The fascia has been redesigned and features soft-touch surfaces with a milled aluminium centre console that is slightly angled towards the driver. The test car wasn’t fitted with the £1,595 Satellite Navigation option plus full-colour screen; instead the centre console was given over to comfort controls and audio functions for the single CD/MP3 player. Both have small display screens that are easy to read, but unfortunately, glow a garish red when the headlights are switched on.
There are five trim levels to choose from; Essence, Reference, Reference Sport, Stylance and Sport. All of them are well appointed and even the entry-level, Essence features six airbags, ABS with TCS Traction Control, a tyre-pressure monitor and tinted windows. The Stylance (as tested) includes ‘Coming Home’ lights, electronic folding door mirrors, dual-zone climate control, cruise control, ESP and EBA.
However, not all of the trim levels are available with all the engine options. For instance, the Essence only comes with the 1.6 petrol engine, while the Stylance offers a choice of four power/transmission configurations. I have already mentioned the 1.6 but the other available petrol engines are a 2.0 FSI (Fuel Stratified Ignition) with either manual or Tiptronic gearboxes and the new 2.0 TFSI, which has a turbo. The list of diesels comprises a 1.9 TDI and a 2.0 TDI, the latter with or without the clever Direct Shift Gearbox or DSG.
It is a testimony to the FSI unit that despite its sporty nature it is still quite frugal with the ‘motion-lotion’. The official figures read as 25 mpg, 44.1 mpg and 34.4 mpg for the urban, extra-urban and combined respectively and the CO2 emissions are 197g/km, which is not bad at all.
SEAT Leon Road Test Data
|Model Reviewed||SEAT Leon 2.0 FSI Stylance|
|Body Type||3-Door Hatchback|
|Performance (manufacturers data)|
|0 - 62 mph||8.8 Seconds|
|Top Speed||128 mph|
|Fuel Type||Unleaded Petrol|
|CO2 Emissions (NEDC Figures)||g/km|
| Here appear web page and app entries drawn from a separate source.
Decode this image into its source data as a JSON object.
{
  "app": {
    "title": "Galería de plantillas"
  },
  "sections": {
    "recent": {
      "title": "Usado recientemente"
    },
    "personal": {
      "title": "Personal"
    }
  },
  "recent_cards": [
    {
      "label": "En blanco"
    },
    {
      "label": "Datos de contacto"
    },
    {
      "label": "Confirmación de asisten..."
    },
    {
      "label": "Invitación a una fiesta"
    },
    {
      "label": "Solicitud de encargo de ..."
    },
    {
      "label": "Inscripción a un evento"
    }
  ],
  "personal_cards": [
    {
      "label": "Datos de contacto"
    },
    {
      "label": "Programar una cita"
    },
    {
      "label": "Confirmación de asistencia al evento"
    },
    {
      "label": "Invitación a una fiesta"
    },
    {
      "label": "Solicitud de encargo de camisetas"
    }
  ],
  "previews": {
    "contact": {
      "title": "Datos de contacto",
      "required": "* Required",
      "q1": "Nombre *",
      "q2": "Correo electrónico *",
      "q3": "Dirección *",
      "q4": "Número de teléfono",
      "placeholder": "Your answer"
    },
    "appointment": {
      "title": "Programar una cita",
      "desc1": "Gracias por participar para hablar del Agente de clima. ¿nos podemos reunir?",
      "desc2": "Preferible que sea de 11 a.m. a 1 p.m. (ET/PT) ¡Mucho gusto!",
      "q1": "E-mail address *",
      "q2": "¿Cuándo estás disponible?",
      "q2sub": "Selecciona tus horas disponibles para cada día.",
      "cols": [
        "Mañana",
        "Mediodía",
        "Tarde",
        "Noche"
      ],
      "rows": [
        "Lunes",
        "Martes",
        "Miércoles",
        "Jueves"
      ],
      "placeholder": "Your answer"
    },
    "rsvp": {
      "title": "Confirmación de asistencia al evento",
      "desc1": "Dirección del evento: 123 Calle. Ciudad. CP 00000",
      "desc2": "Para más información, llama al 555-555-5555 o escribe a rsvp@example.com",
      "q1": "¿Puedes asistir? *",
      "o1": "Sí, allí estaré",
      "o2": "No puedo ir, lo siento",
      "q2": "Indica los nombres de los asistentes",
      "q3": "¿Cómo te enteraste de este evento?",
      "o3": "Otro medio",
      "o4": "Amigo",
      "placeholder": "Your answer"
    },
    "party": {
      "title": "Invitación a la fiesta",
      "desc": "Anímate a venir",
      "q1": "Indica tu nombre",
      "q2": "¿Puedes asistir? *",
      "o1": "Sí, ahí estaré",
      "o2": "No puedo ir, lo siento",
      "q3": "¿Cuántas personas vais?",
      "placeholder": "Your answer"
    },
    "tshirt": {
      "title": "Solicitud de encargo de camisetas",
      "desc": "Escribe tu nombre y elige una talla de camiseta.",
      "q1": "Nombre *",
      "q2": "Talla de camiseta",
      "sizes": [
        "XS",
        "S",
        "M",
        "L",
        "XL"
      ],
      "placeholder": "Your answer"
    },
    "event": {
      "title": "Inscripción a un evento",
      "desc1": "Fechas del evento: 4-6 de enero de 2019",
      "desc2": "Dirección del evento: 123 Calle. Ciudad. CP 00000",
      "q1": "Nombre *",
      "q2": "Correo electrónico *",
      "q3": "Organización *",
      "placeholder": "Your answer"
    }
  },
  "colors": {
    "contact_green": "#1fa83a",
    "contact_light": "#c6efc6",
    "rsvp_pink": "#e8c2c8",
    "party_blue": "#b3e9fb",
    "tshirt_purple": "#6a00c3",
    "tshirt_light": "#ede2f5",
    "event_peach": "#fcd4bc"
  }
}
|Economy (NEDC Figures)|
|Extra Urban||44.1 mpg|
|Euro NCAP Rating||TBA|
|Warranty||3-year/60,000 mile warranty|
|Price (when tested on the 01/06/06)||£15,695|